    Page 2 of 2 - Gut check: Meaningful weight loss requires taking in fewer calories than you use. That means ads promising substantial weight loss without diet or exercise are false. Ads that suggest that users can lose weight fast without any lifestyle changes are false. Watch for claims referring to a change in dress size or lost inches, as well.
    2. Causes substantial weight loss, no matter what or how much the consumer eats.
    Gut check: It’s impossible to eat unlimited amounts of food — any kind of food — and still lose weight. If an ad says the user can eat any amount of any kind of food they want and still lose weight, the claim is false.

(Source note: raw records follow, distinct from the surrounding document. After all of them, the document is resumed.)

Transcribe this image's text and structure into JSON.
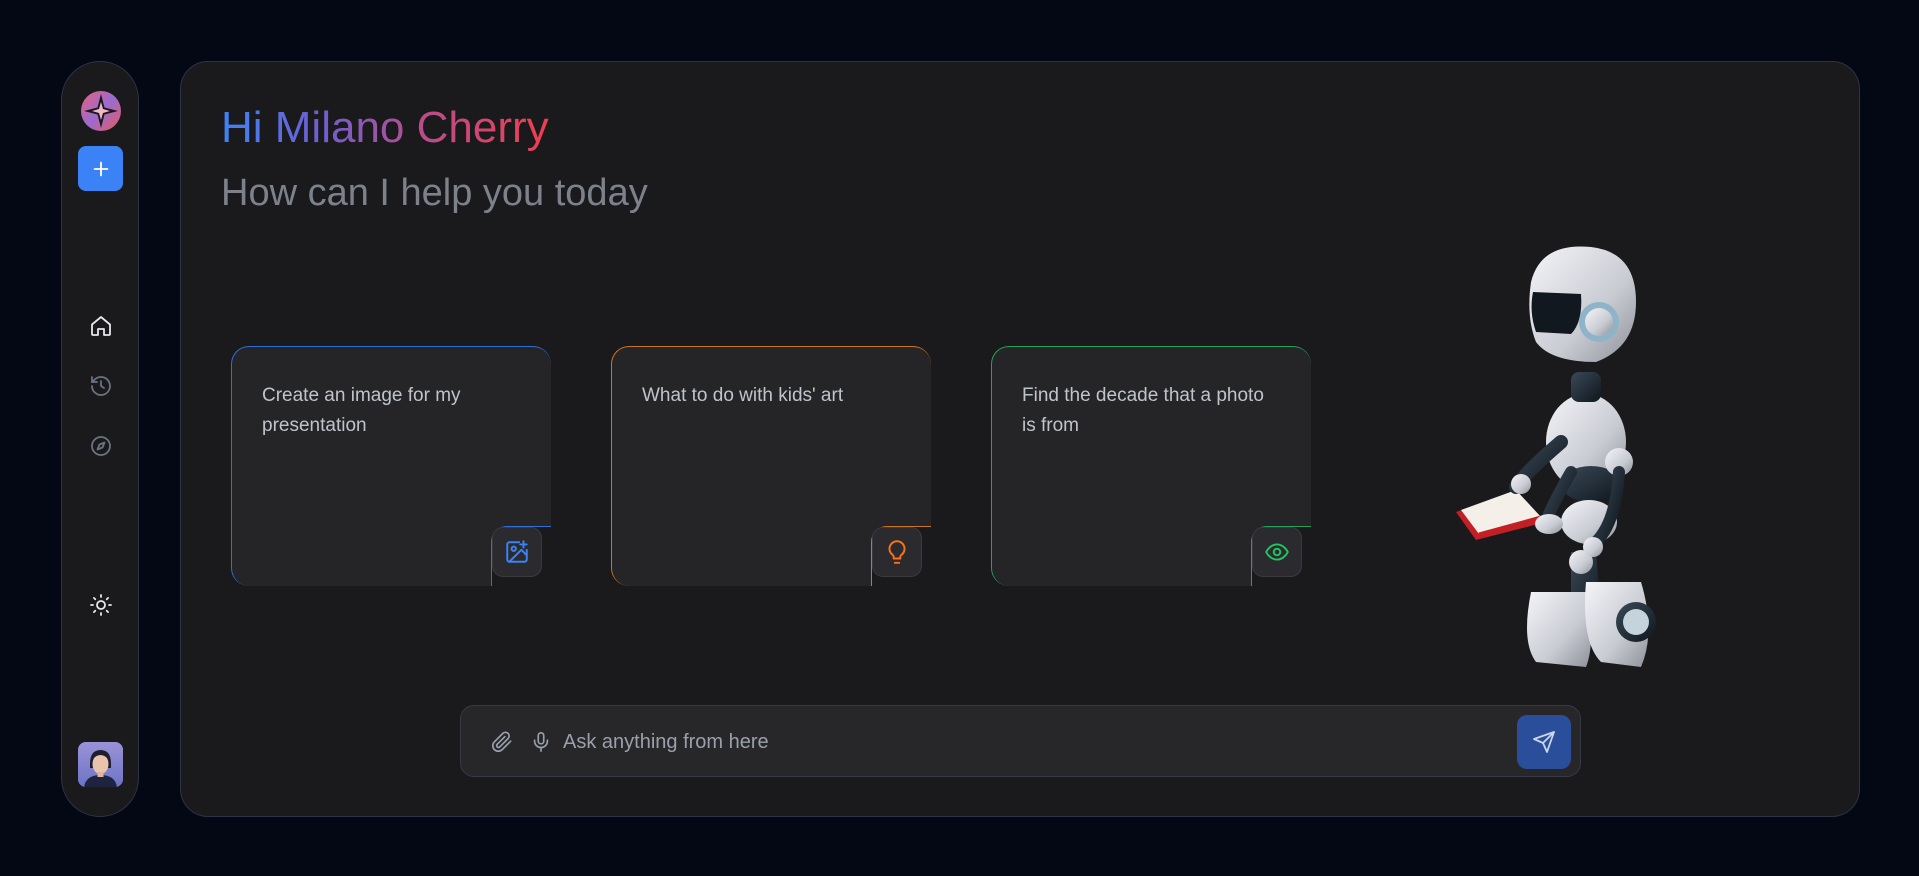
{
  "sidebar": {
    "logo_icon": "ai-star-logo",
    "new_chat_icon": "plus-icon",
    "nav": [
      {
        "icon": "home-icon",
        "active": true
      },
      {
        "icon": "history-icon",
        "active": false
      },
      {
        "icon": "compass-icon",
        "active": false
      }
    ],
    "theme_icon": "sun-icon",
    "avatar": "user-avatar"
  },
  "header": {
    "greeting": "Hi Milano Cherry",
    "subtitle": "How can I help you today"
  },
  "cards": [
    {
      "text": "Create an image for my presentation",
      "icon": "image-plus-icon",
      "color": "#3b82f6"
    },
    {
      "text": "What to do with kids' art",
      "icon": "lightbulb-icon",
      "color": "#f97316"
    },
    {
      "text": "Find the decade that a photo is from",
      "icon": "eye-icon",
      "color": "#22c55e"
    }
  ],
  "chat": {
    "placeholder": "Ask anything from here",
    "attach_icon": "paperclip-icon",
    "mic_icon": "microphone-icon",
    "send_icon": "send-icon"
  },
  "colors": {
    "accent": "#3b82f6",
    "gradient": [
      "#3d84f6",
      "#ef3e4e"
    ]
  }
}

    3. Causes permanent weight loss even after the consumer stops using the product.
    Gut check: Without long-term lifestyle changes, like making sensible food choices and increasing activity, weight loss won’t last.
    4. Blocks the absorption of fat or calories to enable consumers to lose substantial weight.
    Gut check: No over-the-counter product can block enough fat or calories to cause weight loss of lots of weight. To work, even legitimate “fat blockers” must be used with a reduced calorie diet.
    5. Safely enables consumers to lose more than 3 pounds per week for more than 4 weeks.
    Gut check: Medical experts agree: Losing more than 3 pounds a week over multiple weeks can result in gallstones and other health complications. If an ad says dieters can safely and quickly lose a dramatic amount of weight, it’s false.
    6. Causes substantial weight loss for all users.
    Gut check: People’s metabolisms and lifestyles are different. So is how they’ll react to any particular weight-loss product. Any ad that makes a universal promise of success is false.
    7. Causes substantial weight loss by wearing a product on the body or rubbing it into the skin.
    Gut check: Weight loss is an internal metabolic process. Nothing you wear or apply to the skin can cause substantial weight loss. So weight loss claims for patches, creams, lotions, wraps, body belts, earrings, and the like are false. There’s simply no way products like that can live up to what the ads say.
    The old adage “If it sounds too good to be true, then it probably is” definitely applies to dietary supplements.
     
    Anita Marlay, R.D., L.D., is a dietitian in the cardiac rehab department at Lake Regional Health System in Osage Beach, Mo.
          • »  EVENTS CALENDAR